§ EXERCISE GOAL
Write the records out again exactly as they read, dropping any picture they hold.

[Data records for software interfaces]
----

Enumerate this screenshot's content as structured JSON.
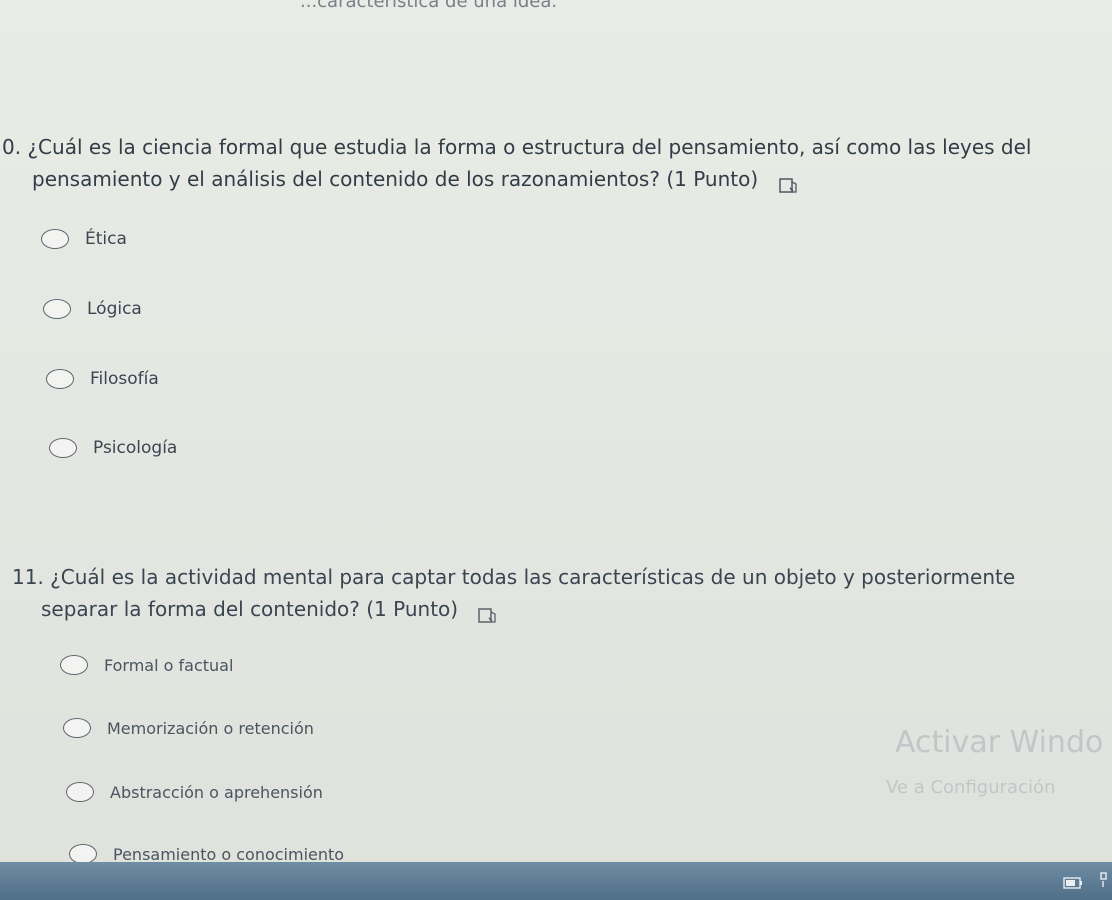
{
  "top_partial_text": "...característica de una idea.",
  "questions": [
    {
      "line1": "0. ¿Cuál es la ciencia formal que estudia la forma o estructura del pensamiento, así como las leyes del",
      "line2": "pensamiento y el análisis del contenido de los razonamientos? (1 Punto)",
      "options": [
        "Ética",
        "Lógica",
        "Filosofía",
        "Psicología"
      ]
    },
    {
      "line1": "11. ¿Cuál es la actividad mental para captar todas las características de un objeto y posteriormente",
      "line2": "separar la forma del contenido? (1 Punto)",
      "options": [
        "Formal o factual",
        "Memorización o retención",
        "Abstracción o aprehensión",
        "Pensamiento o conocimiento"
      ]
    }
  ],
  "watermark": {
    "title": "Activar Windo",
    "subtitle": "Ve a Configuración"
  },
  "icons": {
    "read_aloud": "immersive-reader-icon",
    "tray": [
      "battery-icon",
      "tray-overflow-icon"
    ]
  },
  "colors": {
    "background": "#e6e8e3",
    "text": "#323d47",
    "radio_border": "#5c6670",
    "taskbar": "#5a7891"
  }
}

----

§ YOUR SOLUTION
Enumerate this screenshot's content as structured JSON.
{
  "top_partial_text": "...característica de una idea.",
  "questions": [
    {
      "line1": "0. ¿Cuál es la ciencia formal que estudia la forma o estructura del pensamiento, así como las leyes del",
      "line2": "pensamiento y el análisis del contenido de los razonamientos? (1 Punto)",
      "options": [
        "Ética",
        "Lógica",
        "Filosofía",
        "Psicología"
      ]
    },
    {
      "line1": "11. ¿Cuál es la actividad mental para captar todas las características de un objeto y posteriormente",
      "line2": "separar la forma del contenido? (1 Punto)",
      "options": [
        "Formal o factual",
        "Memorización o retención",
        "Abstracción o aprehensión",
        "Pensamiento o conocimiento"
      ]
    }
  ],
  "watermark": {
    "title": "Activar Windo",
    "subtitle": "Ve a Configuración"
  },
  "icons": {
    "read_aloud": "immersive-reader-icon",
    "tray": [
      "battery-icon",
      "tray-overflow-icon"
    ]
  },
  "colors": {
    "background": "#e6e8e3",
    "text": "#323d47",
    "radio_border": "#5c6670",
    "taskbar": "#5a7891"
  }
}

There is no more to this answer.